PLACES TO VISIT
Djemaa El Fna: The central square, boasting a market place so enticing and raucous, you’ll be pressed to find a better place to shop for curios and Moroccan products alike. It can also be very intense (especially at night) so be prepared to have your wits about you. Don’t miss out on some a cup of fresh squeezed orange juice in the square and do not take any pictures of locals or their monkeys/snakes without permission.
Marrakech Souk: Entrench yourself in the mazes of this local marketplace, but also be ready to bargain and negotiate! The shops aren’t grouped thematically by any means – but you will find almost anything your heart desires while you search your way through it.
Koutoubia Mosque: The Architecture of Moroccan mosques are unique—they feature beautifully raised square minarets, which peak through the skyline of the city. While it is a feature to see, it is worth noting that it’s an active mosque, and non-muslims are not permitted to enter the space.
Ben Youssef Madrasa: A Madrasa is the Islamic version of a Sunday school – a place for muslims to learn about Islamic scripture, and religious beliefs. The Ben Youssef Madrasa one once the largest Quranic school in the north Africa, whose architectural splendor still remains. While it is no longer an active school, the beauty of the now restored building is open to visitors.
The Bahia Palace: Paying homage to Arab architectural styles, this palace was once home to one of the sultan’s grand viziers. With elaborate details and finishings, especially in the harem, this palace is worth a visit to experience some of the grandeur of the time.
Jardin Majorelle: Created over 40 years by artist Jacque Majorelle, scattered with plants from around the world, this garden is a landmark of the city. After Majorelle’s death, the garden lay in disrepair until Yves Saint Laurent and his partner Pierre Bergé bought it with the intention of restoring it to Majorelle’s original vision. This part garden, part villa, part boutique, part museum is a wonderful oasis in the midst of the city. This one is definitely not to be missed.
Maison de la Photographie de Marrakech: The Maison de la Photographie de Marrakech houses a collection of vintage photographs and documents, dating back to 1870. Wander through the three floors of the museum to see Morocco through the eyes of those who have lived there, or passed through from generations ago. When you’re done, be sure to have a cup of mint tea on the terrace.

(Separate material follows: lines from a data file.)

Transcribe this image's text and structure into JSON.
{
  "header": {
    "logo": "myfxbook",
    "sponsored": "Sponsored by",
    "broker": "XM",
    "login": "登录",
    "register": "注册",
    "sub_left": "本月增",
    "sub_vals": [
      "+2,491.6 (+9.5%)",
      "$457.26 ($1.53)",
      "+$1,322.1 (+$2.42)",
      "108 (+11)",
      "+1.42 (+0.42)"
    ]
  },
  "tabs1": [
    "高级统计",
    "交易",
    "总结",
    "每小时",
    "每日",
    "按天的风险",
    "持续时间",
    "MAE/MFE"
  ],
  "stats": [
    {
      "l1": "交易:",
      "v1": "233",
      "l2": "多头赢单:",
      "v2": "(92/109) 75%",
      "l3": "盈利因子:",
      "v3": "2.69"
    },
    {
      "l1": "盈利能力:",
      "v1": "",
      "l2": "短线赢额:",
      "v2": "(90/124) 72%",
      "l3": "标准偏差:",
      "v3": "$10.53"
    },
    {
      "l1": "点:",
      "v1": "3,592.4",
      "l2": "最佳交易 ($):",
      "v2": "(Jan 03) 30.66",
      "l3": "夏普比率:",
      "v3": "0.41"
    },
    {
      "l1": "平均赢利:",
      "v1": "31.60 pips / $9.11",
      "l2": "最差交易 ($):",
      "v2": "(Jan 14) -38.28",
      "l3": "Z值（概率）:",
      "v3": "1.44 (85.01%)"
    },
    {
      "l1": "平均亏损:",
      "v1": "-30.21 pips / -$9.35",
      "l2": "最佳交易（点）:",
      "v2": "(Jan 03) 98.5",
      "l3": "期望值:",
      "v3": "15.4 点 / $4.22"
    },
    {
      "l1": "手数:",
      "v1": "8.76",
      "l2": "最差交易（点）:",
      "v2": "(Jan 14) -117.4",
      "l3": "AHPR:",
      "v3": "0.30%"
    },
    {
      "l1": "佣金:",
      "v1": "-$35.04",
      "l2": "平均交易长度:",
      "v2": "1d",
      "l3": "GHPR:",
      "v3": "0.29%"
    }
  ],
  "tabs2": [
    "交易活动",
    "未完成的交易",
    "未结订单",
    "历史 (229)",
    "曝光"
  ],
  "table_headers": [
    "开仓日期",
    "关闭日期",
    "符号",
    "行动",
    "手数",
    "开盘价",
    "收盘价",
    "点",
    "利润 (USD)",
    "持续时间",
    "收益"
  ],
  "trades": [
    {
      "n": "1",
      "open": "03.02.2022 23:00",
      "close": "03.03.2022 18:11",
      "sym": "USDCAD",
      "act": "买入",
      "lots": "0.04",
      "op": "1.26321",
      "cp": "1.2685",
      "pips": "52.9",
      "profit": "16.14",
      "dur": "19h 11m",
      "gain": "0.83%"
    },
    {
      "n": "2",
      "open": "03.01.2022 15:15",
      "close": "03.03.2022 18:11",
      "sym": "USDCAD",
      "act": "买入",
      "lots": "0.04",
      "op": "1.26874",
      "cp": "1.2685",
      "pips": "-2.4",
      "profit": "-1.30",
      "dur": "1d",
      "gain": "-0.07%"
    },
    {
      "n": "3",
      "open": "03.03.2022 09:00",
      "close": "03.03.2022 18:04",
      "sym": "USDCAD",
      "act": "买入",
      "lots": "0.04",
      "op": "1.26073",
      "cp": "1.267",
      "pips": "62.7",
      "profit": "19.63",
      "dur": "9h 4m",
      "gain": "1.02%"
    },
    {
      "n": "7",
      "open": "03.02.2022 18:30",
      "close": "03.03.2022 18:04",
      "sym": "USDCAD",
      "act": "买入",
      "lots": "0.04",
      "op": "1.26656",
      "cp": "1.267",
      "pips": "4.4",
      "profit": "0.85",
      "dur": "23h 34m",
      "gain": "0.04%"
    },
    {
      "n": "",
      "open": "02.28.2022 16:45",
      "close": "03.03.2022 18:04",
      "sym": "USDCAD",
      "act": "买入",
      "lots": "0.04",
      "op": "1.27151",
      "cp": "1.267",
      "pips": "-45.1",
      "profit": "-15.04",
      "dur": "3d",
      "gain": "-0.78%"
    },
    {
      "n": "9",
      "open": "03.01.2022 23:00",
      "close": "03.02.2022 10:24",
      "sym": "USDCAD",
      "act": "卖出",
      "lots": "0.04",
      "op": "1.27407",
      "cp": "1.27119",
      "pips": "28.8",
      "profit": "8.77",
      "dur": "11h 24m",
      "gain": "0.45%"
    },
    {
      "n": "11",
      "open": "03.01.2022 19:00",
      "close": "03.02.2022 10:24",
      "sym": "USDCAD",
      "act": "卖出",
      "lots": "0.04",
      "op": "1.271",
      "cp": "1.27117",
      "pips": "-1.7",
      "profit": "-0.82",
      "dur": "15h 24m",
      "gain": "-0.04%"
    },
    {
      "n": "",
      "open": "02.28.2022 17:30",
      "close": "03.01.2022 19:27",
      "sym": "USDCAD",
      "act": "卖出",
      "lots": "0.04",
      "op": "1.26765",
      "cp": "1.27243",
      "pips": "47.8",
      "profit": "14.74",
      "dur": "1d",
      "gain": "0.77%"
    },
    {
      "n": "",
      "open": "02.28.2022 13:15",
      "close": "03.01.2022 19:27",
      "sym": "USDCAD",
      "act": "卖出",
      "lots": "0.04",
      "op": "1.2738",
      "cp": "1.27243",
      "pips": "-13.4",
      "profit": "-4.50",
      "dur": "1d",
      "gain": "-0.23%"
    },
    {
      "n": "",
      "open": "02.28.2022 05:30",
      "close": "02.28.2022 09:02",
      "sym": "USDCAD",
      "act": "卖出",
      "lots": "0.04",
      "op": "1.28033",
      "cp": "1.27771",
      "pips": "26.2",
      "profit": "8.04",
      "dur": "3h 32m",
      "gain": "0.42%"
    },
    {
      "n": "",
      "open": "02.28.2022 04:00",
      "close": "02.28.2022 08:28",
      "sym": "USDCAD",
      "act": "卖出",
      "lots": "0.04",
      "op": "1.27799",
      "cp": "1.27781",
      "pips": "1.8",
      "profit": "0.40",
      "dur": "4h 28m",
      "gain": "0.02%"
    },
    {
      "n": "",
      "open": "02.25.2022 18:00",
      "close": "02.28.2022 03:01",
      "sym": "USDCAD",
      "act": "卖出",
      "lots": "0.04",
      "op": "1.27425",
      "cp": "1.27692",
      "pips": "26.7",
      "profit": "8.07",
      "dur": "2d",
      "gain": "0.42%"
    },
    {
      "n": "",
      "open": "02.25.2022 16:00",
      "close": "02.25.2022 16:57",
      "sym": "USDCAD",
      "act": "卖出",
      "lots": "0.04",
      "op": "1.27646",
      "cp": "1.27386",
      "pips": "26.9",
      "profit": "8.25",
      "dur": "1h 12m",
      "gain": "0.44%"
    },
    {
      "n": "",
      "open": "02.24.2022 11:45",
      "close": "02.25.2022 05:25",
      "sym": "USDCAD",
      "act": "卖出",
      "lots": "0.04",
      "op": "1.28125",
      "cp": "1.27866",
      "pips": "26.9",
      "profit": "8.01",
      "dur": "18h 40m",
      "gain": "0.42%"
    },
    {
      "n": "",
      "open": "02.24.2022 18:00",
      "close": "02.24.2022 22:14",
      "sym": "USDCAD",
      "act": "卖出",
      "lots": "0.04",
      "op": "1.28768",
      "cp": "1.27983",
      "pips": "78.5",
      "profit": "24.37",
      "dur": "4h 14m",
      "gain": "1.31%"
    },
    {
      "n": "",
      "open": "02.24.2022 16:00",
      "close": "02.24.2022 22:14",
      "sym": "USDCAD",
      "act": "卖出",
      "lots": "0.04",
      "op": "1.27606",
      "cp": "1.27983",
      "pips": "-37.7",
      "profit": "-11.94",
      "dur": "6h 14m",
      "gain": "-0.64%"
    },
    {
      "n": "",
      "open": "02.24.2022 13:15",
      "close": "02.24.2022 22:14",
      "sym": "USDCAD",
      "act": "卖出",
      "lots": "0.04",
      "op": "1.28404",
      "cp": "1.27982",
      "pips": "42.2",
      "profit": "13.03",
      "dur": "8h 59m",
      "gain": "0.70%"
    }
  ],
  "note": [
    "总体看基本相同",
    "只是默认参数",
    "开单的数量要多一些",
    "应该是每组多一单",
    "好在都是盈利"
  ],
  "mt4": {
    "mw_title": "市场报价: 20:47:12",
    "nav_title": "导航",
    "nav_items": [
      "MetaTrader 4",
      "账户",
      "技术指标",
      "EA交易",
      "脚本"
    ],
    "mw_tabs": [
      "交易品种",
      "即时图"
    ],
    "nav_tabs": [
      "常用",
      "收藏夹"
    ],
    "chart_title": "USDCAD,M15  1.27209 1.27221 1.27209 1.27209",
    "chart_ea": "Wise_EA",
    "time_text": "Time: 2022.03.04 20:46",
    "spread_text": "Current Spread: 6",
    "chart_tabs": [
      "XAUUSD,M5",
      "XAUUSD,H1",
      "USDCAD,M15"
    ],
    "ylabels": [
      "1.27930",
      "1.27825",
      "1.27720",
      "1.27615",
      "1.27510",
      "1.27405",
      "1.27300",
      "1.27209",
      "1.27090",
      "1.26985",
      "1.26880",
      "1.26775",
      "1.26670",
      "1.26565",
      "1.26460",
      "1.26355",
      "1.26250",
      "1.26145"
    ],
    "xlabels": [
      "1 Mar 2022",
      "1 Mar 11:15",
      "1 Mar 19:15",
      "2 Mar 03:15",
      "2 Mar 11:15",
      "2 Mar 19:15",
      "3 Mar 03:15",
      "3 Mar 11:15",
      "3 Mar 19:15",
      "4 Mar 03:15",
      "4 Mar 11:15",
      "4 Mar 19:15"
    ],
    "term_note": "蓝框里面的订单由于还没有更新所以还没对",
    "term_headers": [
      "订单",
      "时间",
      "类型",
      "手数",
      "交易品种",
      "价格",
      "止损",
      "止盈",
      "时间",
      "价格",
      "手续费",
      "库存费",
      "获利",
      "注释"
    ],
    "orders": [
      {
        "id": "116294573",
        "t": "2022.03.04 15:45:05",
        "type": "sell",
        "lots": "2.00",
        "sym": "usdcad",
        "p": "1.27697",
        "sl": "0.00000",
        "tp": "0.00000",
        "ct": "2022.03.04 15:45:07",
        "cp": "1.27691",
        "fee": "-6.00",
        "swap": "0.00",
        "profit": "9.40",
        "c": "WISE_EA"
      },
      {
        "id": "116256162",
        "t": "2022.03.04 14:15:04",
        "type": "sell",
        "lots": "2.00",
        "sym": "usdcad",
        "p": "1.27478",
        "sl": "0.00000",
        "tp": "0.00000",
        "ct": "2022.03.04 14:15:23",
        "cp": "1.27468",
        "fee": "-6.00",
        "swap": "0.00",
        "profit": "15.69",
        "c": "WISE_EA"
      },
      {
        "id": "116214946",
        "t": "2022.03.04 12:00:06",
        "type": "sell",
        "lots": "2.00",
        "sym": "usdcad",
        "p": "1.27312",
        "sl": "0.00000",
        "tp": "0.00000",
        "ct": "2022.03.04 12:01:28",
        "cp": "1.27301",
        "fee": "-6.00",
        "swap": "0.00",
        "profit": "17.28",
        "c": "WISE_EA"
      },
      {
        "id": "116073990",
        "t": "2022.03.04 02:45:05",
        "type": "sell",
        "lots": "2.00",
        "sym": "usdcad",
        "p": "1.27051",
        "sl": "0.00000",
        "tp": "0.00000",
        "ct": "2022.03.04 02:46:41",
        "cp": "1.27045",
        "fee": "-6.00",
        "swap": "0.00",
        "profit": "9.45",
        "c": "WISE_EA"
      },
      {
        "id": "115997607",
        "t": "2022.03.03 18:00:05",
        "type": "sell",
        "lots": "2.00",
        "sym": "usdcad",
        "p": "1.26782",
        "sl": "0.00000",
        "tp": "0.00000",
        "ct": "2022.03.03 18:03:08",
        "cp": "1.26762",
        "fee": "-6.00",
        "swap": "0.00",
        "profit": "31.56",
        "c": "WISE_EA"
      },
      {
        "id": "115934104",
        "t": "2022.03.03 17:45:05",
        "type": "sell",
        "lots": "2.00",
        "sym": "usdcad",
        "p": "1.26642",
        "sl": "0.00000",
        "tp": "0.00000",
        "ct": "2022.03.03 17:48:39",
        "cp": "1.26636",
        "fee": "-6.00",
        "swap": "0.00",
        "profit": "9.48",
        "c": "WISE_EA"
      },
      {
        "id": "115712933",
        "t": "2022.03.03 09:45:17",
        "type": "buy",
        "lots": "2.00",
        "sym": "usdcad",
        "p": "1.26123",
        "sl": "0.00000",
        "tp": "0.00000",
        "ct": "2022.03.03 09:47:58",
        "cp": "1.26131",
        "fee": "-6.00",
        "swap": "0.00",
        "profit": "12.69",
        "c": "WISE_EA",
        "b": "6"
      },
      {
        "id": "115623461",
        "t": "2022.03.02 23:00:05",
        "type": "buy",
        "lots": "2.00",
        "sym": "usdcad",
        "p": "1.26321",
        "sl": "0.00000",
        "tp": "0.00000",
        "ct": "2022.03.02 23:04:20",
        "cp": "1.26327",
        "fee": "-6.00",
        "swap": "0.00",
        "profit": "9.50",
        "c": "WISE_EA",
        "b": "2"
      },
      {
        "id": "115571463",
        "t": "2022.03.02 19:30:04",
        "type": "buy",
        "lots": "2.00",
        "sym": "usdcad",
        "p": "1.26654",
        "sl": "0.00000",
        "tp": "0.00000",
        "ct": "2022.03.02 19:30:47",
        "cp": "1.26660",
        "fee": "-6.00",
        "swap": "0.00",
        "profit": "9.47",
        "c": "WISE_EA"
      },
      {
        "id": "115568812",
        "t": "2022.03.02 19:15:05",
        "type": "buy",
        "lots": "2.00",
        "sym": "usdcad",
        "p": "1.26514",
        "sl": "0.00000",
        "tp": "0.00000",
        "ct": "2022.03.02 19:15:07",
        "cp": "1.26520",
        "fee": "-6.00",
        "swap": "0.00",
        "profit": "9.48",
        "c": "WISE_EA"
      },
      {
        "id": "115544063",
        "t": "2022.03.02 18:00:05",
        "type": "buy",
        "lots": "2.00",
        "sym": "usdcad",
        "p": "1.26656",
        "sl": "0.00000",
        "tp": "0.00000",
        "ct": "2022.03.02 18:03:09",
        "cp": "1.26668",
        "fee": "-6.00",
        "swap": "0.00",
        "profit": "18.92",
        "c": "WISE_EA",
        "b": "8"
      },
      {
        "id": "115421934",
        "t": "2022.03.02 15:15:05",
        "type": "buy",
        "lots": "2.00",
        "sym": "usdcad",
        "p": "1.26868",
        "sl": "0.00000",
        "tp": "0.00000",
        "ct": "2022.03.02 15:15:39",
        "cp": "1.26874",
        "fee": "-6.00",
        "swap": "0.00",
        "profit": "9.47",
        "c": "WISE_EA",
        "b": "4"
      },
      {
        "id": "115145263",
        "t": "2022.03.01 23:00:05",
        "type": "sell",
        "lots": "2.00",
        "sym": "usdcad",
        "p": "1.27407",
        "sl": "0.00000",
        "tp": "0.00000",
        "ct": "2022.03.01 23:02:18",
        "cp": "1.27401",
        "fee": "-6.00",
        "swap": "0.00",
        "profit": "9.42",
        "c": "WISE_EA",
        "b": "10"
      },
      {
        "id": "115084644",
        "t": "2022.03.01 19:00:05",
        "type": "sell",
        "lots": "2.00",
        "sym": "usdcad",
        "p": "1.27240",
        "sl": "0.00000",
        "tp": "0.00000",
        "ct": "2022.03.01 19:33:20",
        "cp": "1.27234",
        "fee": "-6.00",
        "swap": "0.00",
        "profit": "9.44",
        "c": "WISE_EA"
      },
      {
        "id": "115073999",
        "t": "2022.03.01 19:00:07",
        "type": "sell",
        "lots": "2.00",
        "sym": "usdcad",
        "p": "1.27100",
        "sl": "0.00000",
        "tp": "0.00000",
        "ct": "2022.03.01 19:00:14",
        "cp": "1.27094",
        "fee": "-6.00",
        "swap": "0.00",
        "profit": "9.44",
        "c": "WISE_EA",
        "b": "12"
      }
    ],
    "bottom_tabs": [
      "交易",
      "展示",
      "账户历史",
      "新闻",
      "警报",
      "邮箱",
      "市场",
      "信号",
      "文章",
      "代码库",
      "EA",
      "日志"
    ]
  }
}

Merzouga Desert Camp is on the fringe of the city, but a great taste of the Sahara desert. Choose to camp, or glamp, and take in a camel ride through the dunes. An unforgettable experience is watching the moon rise above the dunes at night.